Toronto-Dominion Bank is looking to tap into Israel's world-renowned cybersecurity talent pool through the opening of a Tel Aviv office. Meanwhile, the Canadian bank is also giving its app an AI boost through a partnership with Kasito.
Israel has established itself as a hotbed of cyber-defence, with Tel Aviv, Haifa and Jerusalem all home to vibrant startup scenes.
In a first for a Canadian bank, TD is going where the talent is and setting up a cybersecurity office that will support its technical programmes, research and development and learning curriculum.
Separately, TD has teamed up with Kasito to integrate the AI specialist's KAI Banking platform into its mobile app, enabling customers to use an interactive chat interface to check account information, review transaction histories and monitor spending levels.
In addition, customers will also be able to get instant answers about specific spending-related questions including how much they spent on a recent weekend getaway, what their largest transaction was last week, or what they spent on categories like groceries or coffee last month.
Rizwan Khalfan, chief digital and payments officer, TD, says: "Data-driven AI platforms like KAI can help ensure we are continuing to create intelligent, highly personalized and empowering experiences for all our customers."
And, on a busy day for the bank, TD is pumping $3.25 million into a programme that helps fintech startups apply for patents. Under the programme, all patents belong to the startups, which retain all rights to their underlying tech. For its backing, TD gets a non-exclusive licence.

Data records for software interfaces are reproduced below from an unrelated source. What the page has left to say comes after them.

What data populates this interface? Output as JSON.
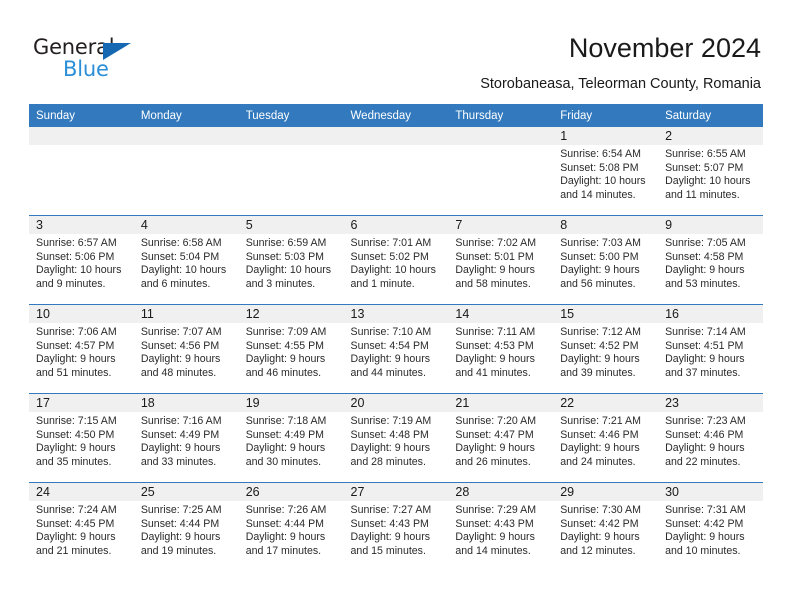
{
  "brand": {
    "word_one": "General",
    "word_two": "Blue",
    "triangle_icon": "triangle-icon",
    "color_dark": "#231f20",
    "color_blue": "#2b8fd8",
    "accent": "#3279be"
  },
  "header": {
    "title": "November 2024",
    "subtitle": "Storobaneasa, Teleorman County, Romania"
  },
  "calendar": {
    "weekday_headers": [
      "Sunday",
      "Monday",
      "Tuesday",
      "Wednesday",
      "Thursday",
      "Friday",
      "Saturday"
    ],
    "weeks": [
      [
        {
          "day": "",
          "empty": true
        },
        {
          "day": "",
          "empty": true
        },
        {
          "day": "",
          "empty": true
        },
        {
          "day": "",
          "empty": true
        },
        {
          "day": "",
          "empty": true
        },
        {
          "day": "1",
          "sunrise": "Sunrise: 6:54 AM",
          "sunset": "Sunset: 5:08 PM",
          "daylight": "Daylight: 10 hours and 14 minutes."
        },
        {
          "day": "2",
          "sunrise": "Sunrise: 6:55 AM",
          "sunset": "Sunset: 5:07 PM",
          "daylight": "Daylight: 10 hours and 11 minutes."
        }
      ],
      [
        {
          "day": "3",
          "sunrise": "Sunrise: 6:57 AM",
          "sunset": "Sunset: 5:06 PM",
          "daylight": "Daylight: 10 hours and 9 minutes."
        },
        {
          "day": "4",
          "sunrise": "Sunrise: 6:58 AM",
          "sunset": "Sunset: 5:04 PM",
          "daylight": "Daylight: 10 hours and 6 minutes."
        },
        {
          "day": "5",
          "sunrise": "Sunrise: 6:59 AM",
          "sunset": "Sunset: 5:03 PM",
          "daylight": "Daylight: 10 hours and 3 minutes."
        },
        {
          "day": "6",
          "sunrise": "Sunrise: 7:01 AM",
          "sunset": "Sunset: 5:02 PM",
          "daylight": "Daylight: 10 hours and 1 minute."
        },
        {
          "day": "7",
          "sunrise": "Sunrise: 7:02 AM",
          "sunset": "Sunset: 5:01 PM",
          "daylight": "Daylight: 9 hours and 58 minutes."
        },
        {
          "day": "8",
          "sunrise": "Sunrise: 7:03 AM",
          "sunset": "Sunset: 5:00 PM",
          "daylight": "Daylight: 9 hours and 56 minutes."
        },
        {
          "day": "9",
          "sunrise": "Sunrise: 7:05 AM",
          "sunset": "Sunset: 4:58 PM",
          "daylight": "Daylight: 9 hours and 53 minutes."
        }
      ],
      [
        {
          "day": "10",
          "sunrise": "Sunrise: 7:06 AM",
          "sunset": "Sunset: 4:57 PM",
          "daylight": "Daylight: 9 hours and 51 minutes."
        },
        {
          "day": "11",
          "sunrise": "Sunrise: 7:07 AM",
          "sunset": "Sunset: 4:56 PM",
          "daylight": "Daylight: 9 hours and 48 minutes."
        },
        {
          "day": "12",
          "sunrise": "Sunrise: 7:09 AM",
          "sunset": "Sunset: 4:55 PM",
          "daylight": "Daylight: 9 hours and 46 minutes."
        },
        {
          "day": "13",
          "sunrise": "Sunrise: 7:10 AM",
          "sunset": "Sunset: 4:54 PM",
          "daylight": "Daylight: 9 hours and 44 minutes."
        },
        {
          "day": "14",
          "sunrise": "Sunrise: 7:11 AM",
          "sunset": "Sunset: 4:53 PM",
          "daylight": "Daylight: 9 hours and 41 minutes."
        },
        {
          "day": "15",
          "sunrise": "Sunrise: 7:12 AM",
          "sunset": "Sunset: 4:52 PM",
          "daylight": "Daylight: 9 hours and 39 minutes."
        },
        {
          "day": "16",
          "sunrise": "Sunrise: 7:14 AM",
          "sunset": "Sunset: 4:51 PM",
          "daylight": "Daylight: 9 hours and 37 minutes."
        }
      ],
      [
        {
          "day": "17",
          "sunrise": "Sunrise: 7:15 AM",
          "sunset": "Sunset: 4:50 PM",
          "daylight": "Daylight: 9 hours and 35 minutes."
        },
        {
          "day": "18",
          "sunrise": "Sunrise: 7:16 AM",
          "sunset": "Sunset: 4:49 PM",
          "daylight": "Daylight: 9 hours and 33 minutes."
        },
        {
          "day": "19",
          "sunrise": "Sunrise: 7:18 AM",
          "sunset": "Sunset: 4:49 PM",
          "daylight": "Daylight: 9 hours and 30 minutes."
        },
        {
          "day": "20",
          "sunrise": "Sunrise: 7:19 AM",
          "sunset": "Sunset: 4:48 PM",
          "daylight": "Daylight: 9 hours and 28 minutes."
        },
        {
          "day": "21",
          "sunrise": "Sunrise: 7:20 AM",
          "sunset": "Sunset: 4:47 PM",
          "daylight": "Daylight: 9 hours and 26 minutes."
        },
        {
          "day": "22",
          "sunrise": "Sunrise: 7:21 AM",
          "sunset": "Sunset: 4:46 PM",
          "daylight": "Daylight: 9 hours and 24 minutes."
        },
        {
          "day": "23",
          "sunrise": "Sunrise: 7:23 AM",
          "sunset": "Sunset: 4:46 PM",
          "daylight": "Daylight: 9 hours and 22 minutes."
        }
      ],
      [
        {
          "day": "24",
          "sunrise": "Sunrise: 7:24 AM",
          "sunset": "Sunset: 4:45 PM",
          "daylight": "Daylight: 9 hours and 21 minutes."
        },
        {
          "day": "25",
          "sunrise": "Sunrise: 7:25 AM",
          "sunset": "Sunset: 4:44 PM",
          "daylight": "Daylight: 9 hours and 19 minutes."
        },
        {
          "day": "26",
          "sunrise": "Sunrise: 7:26 AM",
          "sunset": "Sunset: 4:44 PM",
          "daylight": "Daylight: 9 hours and 17 minutes."
        },
        {
          "day": "27",
          "sunrise": "Sunrise: 7:27 AM",
          "sunset": "Sunset: 4:43 PM",
          "daylight": "Daylight: 9 hours and 15 minutes."
        },
        {
          "day": "28",
          "sunrise": "Sunrise: 7:29 AM",
          "sunset": "Sunset: 4:43 PM",
          "daylight": "Daylight: 9 hours and 14 minutes."
        },
        {
          "day": "29",
          "sunrise": "Sunrise: 7:30 AM",
          "sunset": "Sunset: 4:42 PM",
          "daylight": "Daylight: 9 hours and 12 minutes."
        },
        {
          "day": "30",
          "sunrise": "Sunrise: 7:31 AM",
          "sunset": "Sunset: 4:42 PM",
          "daylight": "Daylight: 9 hours and 10 minutes."
        }
      ]
    ]
  }
}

Tim Hogarth, VP, innovation framework and strategies, TD, says: "The patent programme is the latest step towards helping young innovators thrive. We look forward to working with them to protect their exciting intellectual property and give them a leg-up as they move from creation to commercialization."